**Task item**
All lines of the records below that contain the word "JSON" must be listed.

*** Opening of The data ***

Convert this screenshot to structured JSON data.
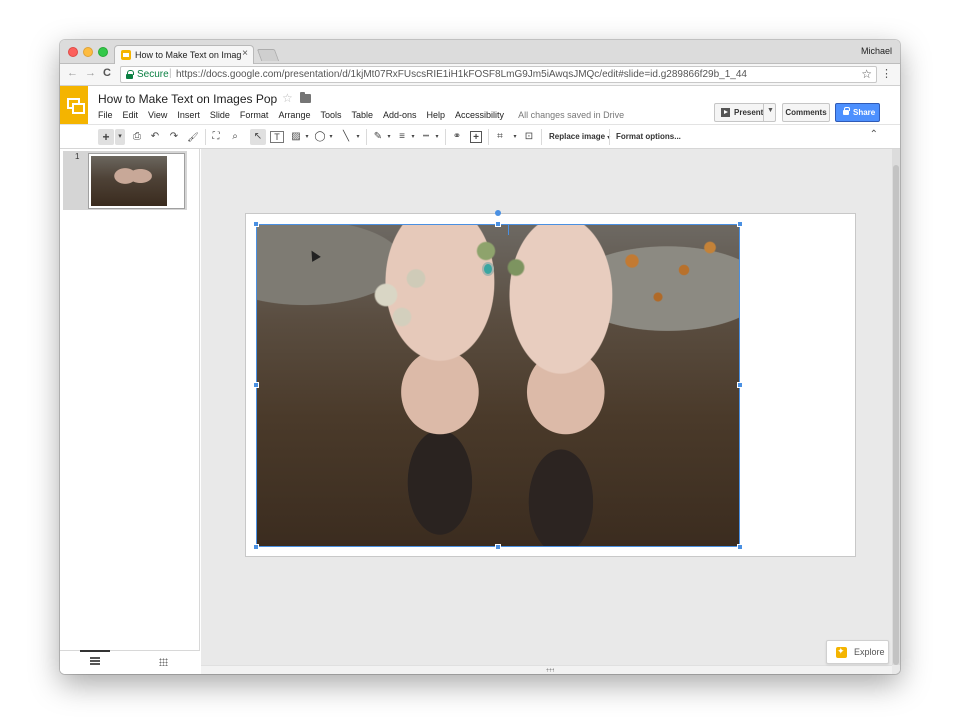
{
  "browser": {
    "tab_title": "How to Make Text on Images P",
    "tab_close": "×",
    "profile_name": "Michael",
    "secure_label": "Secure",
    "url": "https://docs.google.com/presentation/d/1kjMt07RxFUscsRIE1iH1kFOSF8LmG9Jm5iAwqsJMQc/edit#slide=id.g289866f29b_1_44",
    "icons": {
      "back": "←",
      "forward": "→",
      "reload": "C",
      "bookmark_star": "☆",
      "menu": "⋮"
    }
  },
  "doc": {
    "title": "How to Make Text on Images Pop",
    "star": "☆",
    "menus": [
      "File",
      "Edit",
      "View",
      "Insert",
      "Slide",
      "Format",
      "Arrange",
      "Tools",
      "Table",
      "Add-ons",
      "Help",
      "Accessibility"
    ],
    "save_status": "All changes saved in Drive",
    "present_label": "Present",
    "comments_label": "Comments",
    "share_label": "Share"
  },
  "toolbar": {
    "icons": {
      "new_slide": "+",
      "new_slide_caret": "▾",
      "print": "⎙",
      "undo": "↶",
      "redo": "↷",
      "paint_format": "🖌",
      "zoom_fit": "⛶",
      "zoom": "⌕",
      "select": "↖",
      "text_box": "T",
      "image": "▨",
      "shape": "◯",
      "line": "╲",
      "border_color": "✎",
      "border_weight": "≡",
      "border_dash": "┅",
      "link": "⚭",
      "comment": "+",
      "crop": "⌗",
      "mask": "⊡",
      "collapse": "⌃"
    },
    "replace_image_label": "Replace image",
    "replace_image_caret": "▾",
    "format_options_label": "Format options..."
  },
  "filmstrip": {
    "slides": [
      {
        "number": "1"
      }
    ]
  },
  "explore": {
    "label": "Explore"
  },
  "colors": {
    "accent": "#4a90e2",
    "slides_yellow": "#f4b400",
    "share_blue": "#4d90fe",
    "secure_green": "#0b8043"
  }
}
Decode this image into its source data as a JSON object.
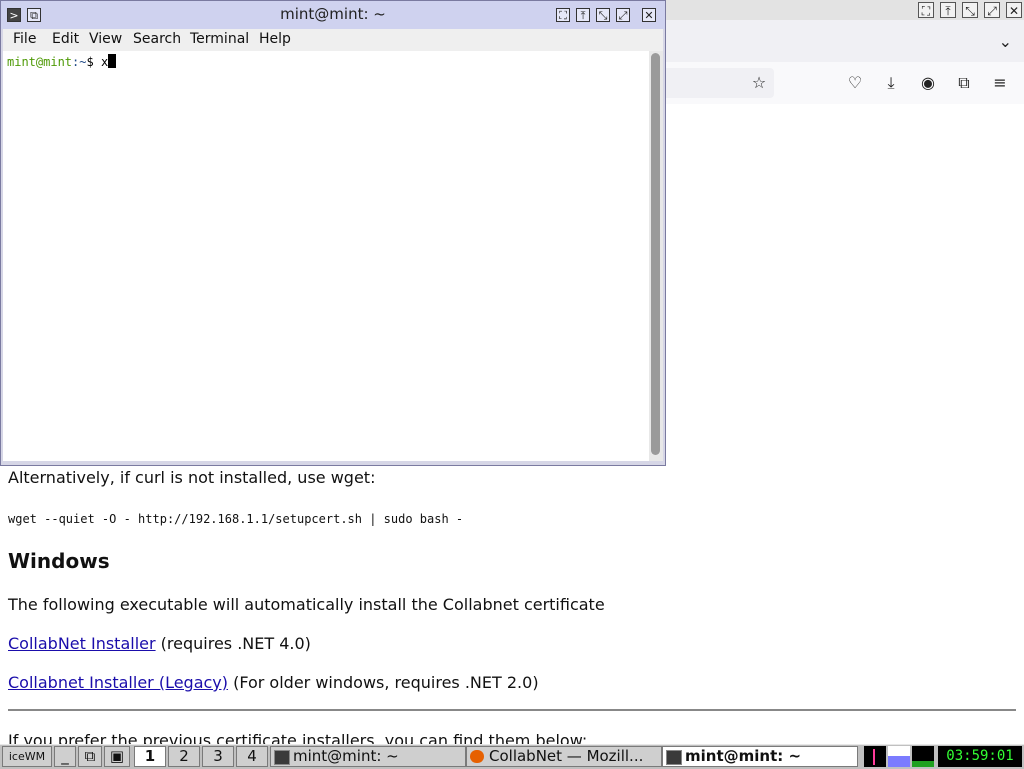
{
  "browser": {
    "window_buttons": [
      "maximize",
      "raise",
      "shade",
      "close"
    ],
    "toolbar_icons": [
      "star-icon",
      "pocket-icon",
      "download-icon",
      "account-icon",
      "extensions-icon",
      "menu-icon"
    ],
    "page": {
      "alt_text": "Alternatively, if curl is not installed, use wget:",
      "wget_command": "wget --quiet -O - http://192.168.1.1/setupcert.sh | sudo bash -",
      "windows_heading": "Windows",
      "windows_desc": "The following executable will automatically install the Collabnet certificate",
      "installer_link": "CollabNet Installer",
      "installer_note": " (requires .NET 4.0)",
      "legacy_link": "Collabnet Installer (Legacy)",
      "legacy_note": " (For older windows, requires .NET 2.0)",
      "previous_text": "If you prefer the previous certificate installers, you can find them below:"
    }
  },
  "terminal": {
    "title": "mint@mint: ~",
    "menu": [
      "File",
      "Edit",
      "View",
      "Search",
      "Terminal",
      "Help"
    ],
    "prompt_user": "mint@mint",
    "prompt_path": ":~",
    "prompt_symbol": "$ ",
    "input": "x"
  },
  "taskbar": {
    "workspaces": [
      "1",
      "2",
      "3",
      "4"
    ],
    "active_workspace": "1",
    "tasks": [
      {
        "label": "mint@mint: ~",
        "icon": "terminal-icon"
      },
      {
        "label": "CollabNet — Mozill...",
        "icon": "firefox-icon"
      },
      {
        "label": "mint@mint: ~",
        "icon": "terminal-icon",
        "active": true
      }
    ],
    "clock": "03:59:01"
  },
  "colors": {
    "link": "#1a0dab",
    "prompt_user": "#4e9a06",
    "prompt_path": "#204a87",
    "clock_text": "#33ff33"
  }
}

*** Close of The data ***
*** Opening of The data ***

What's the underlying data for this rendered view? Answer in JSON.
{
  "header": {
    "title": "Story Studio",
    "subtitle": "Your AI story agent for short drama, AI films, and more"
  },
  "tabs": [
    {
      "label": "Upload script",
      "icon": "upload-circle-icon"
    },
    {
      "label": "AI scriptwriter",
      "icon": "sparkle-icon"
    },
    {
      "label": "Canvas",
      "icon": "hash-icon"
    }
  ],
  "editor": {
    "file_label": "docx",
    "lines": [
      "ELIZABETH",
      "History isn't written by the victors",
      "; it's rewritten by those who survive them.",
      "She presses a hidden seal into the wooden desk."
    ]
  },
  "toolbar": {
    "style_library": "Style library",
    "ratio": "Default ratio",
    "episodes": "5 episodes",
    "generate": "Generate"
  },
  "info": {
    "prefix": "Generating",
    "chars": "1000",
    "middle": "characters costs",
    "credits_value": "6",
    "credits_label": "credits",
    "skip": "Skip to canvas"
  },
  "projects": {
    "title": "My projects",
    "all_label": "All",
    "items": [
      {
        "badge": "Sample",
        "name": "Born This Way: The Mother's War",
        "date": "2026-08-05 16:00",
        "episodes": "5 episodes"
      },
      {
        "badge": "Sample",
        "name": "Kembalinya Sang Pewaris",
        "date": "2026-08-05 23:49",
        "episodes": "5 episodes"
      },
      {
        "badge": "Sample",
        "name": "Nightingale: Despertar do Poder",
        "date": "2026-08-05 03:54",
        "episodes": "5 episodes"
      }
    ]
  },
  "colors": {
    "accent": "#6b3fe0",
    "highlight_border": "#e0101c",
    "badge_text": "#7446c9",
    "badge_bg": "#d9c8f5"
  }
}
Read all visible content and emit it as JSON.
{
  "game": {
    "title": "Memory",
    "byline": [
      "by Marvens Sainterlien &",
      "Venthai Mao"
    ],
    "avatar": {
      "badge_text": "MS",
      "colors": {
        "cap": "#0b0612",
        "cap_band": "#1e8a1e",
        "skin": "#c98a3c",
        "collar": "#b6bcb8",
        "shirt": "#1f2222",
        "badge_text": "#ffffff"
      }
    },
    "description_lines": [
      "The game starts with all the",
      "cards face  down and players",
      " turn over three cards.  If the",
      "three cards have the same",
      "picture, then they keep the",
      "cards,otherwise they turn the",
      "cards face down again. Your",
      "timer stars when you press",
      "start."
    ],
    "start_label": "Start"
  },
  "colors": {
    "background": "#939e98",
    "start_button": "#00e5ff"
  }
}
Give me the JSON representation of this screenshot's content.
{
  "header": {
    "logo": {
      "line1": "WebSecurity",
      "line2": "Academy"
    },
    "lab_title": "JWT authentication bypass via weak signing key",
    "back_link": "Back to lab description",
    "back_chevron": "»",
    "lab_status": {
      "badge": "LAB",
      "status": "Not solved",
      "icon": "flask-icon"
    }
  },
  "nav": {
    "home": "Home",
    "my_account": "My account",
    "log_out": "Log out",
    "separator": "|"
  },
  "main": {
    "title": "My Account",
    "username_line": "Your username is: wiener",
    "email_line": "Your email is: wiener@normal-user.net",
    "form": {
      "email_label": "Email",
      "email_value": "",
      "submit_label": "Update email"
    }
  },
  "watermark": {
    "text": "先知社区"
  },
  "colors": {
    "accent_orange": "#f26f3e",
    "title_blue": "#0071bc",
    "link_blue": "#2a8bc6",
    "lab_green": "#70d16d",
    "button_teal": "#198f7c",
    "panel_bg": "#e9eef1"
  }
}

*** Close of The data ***
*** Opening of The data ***

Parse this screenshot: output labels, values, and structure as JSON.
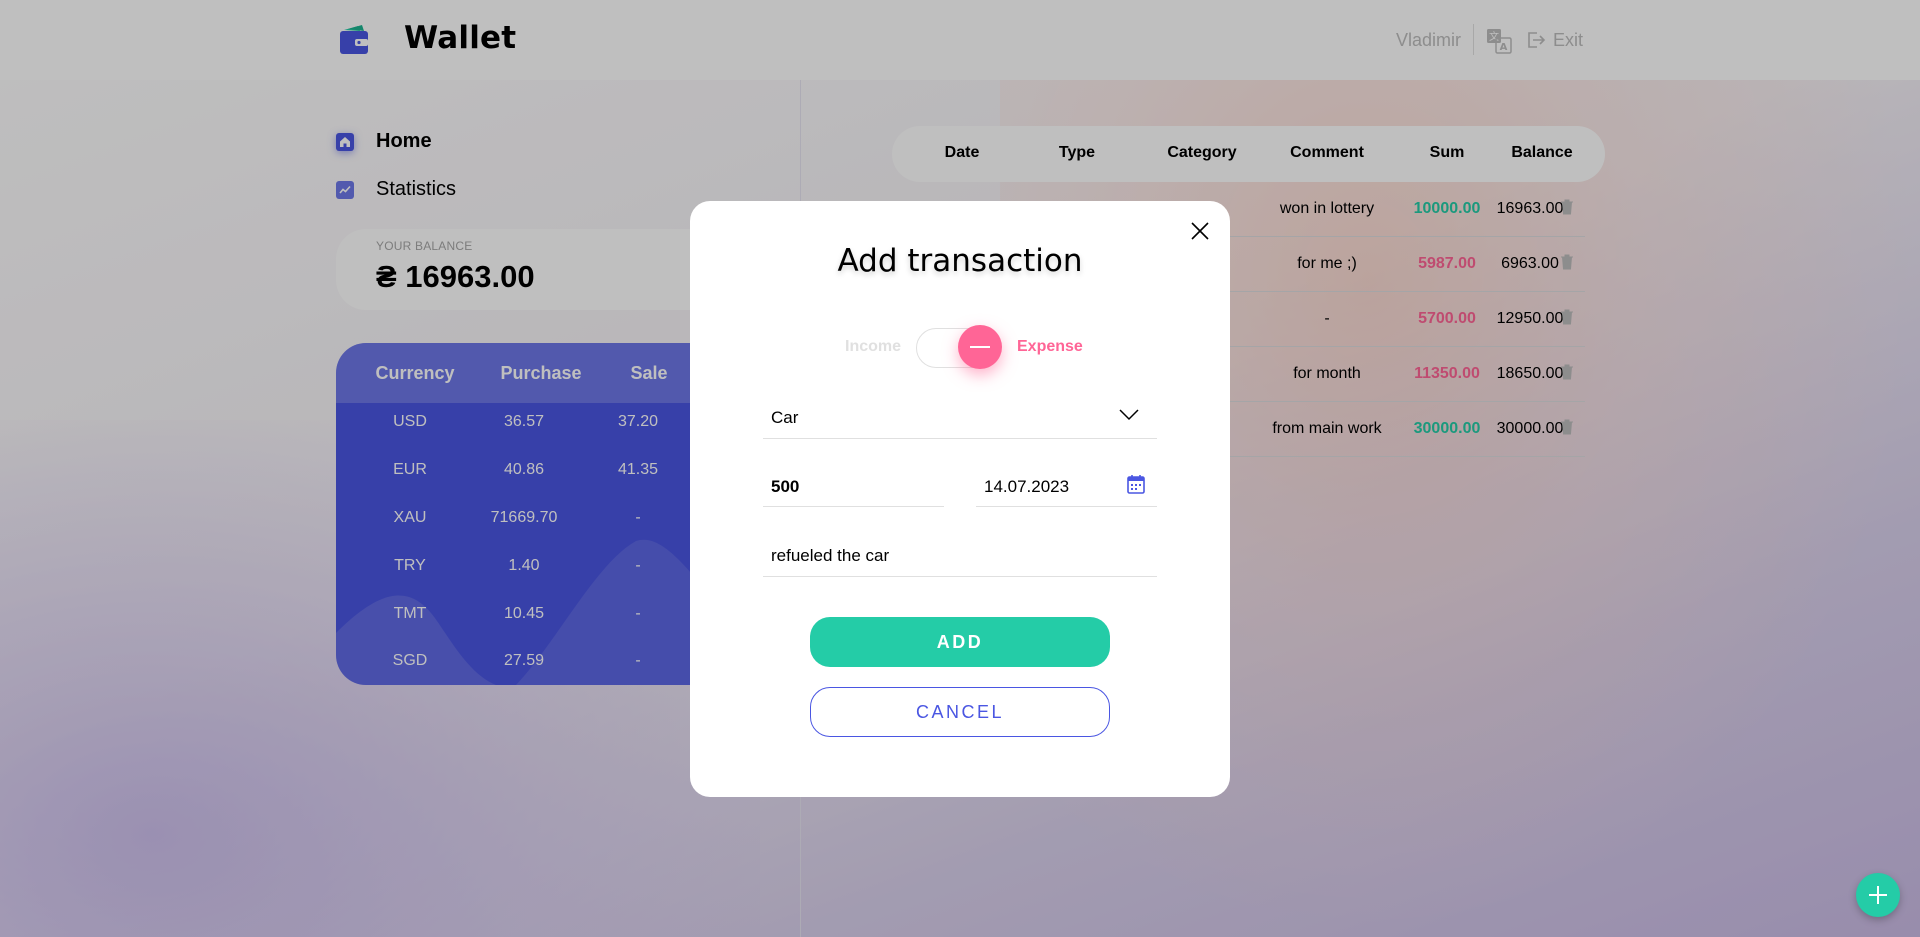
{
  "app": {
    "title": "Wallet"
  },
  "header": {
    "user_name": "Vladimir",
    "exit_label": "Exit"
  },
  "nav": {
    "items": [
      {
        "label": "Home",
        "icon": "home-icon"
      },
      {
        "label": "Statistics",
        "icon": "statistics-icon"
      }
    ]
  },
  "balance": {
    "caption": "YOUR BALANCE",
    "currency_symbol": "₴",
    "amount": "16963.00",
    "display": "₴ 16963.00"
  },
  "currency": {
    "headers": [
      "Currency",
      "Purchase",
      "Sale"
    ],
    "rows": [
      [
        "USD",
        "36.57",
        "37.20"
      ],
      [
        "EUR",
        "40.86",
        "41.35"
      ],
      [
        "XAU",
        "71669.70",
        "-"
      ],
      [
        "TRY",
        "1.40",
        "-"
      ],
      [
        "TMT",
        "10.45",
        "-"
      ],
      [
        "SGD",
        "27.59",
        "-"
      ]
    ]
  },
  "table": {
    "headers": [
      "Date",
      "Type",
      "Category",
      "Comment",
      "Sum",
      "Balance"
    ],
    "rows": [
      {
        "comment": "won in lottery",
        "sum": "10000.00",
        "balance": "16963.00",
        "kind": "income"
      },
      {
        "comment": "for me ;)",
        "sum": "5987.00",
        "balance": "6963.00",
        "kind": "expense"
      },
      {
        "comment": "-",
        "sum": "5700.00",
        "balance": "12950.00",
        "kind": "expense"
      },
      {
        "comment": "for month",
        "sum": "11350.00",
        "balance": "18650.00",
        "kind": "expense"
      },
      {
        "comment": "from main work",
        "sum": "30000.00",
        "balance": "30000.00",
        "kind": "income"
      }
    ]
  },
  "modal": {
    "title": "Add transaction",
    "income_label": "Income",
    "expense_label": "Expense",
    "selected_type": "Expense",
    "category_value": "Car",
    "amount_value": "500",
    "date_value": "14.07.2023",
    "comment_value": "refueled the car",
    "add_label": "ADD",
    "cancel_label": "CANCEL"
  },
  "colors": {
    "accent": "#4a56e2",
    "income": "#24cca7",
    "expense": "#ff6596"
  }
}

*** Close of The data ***

**Task result**
Convert this screenshot to structured JSON data.
Decode this image into its source data as a JSON object.
What's the underlying data for this rendered view? Answer in JSON.
Read all visible content and emit it as JSON.
Give me the JSON representation of this screenshot's content.
Parse this screenshot: output labels, values, and structure as JSON.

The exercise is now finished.